• DIRECTIONS
Whichever lines of the entries hold the word "icon" should be identified and copied.
RECORD EXCERPTS Start Marker
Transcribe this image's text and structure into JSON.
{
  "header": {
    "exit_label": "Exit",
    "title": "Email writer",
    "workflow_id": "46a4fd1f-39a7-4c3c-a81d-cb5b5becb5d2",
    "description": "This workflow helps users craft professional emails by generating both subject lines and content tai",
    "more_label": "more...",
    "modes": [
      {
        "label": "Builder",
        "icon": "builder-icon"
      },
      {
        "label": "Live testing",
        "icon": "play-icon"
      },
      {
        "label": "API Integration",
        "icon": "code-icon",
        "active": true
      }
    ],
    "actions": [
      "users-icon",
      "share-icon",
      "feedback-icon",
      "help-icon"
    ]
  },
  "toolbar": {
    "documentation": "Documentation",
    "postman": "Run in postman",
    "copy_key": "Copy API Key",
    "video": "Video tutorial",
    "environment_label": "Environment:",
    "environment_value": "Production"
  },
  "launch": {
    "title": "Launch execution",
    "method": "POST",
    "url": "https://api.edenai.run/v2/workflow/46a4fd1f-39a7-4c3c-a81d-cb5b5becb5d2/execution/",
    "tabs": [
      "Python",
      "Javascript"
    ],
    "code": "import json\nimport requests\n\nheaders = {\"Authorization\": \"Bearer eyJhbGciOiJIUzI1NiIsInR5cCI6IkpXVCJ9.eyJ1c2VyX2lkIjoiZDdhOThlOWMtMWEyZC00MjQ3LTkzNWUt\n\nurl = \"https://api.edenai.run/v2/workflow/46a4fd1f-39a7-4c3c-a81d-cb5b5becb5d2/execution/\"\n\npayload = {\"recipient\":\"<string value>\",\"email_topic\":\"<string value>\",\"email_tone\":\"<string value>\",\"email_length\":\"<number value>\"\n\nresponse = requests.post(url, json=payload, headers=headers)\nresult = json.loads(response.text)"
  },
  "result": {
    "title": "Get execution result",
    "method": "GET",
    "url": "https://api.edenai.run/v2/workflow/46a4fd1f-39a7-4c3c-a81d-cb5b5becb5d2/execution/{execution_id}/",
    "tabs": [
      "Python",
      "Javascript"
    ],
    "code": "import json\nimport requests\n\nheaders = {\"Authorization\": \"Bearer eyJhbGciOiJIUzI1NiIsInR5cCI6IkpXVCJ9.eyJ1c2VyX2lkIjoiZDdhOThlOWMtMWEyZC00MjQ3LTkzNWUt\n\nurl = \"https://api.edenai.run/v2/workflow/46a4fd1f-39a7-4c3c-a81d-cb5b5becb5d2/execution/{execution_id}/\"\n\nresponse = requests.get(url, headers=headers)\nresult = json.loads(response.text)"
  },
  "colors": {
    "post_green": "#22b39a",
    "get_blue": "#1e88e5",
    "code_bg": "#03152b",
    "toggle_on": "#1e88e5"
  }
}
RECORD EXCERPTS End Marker
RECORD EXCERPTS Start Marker
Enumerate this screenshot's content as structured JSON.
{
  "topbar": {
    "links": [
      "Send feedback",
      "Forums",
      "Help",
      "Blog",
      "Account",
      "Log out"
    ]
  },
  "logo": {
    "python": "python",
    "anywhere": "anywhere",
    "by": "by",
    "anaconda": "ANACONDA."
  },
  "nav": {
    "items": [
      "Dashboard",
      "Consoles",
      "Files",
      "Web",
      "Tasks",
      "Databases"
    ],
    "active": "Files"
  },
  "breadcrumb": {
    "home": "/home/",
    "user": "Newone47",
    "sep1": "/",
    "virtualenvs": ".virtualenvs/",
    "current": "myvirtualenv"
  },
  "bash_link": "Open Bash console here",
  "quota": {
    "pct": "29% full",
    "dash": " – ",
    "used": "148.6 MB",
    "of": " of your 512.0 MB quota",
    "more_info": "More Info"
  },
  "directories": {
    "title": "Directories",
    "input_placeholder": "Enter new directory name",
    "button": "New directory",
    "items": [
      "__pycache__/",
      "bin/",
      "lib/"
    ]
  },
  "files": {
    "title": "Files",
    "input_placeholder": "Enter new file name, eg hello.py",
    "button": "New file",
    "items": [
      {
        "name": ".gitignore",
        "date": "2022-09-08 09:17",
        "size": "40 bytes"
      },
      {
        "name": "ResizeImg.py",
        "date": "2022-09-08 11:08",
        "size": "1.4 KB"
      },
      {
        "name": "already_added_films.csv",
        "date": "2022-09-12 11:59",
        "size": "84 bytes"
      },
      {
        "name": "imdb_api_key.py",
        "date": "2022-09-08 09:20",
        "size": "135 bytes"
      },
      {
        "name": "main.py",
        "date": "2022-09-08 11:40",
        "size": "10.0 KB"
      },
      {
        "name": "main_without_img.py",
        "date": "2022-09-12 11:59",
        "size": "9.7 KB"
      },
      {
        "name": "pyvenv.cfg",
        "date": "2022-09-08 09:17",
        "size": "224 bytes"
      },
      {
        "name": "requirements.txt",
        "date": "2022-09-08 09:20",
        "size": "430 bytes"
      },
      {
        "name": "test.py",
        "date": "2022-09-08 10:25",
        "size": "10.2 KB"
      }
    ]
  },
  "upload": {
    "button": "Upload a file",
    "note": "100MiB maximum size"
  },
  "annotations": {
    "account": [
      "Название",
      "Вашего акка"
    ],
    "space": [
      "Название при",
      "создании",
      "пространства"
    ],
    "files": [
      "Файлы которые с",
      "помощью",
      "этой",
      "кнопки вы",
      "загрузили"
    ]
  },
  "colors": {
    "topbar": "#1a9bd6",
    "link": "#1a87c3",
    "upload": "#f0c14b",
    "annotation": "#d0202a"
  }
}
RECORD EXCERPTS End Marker
• ANSWER FOR THE TASK
        "icon": "builder-icon"
        "icon": "play-icon"
        "icon": "code-icon",
      "users-icon",
      "share-icon",
      "feedback-icon",
      "help-icon"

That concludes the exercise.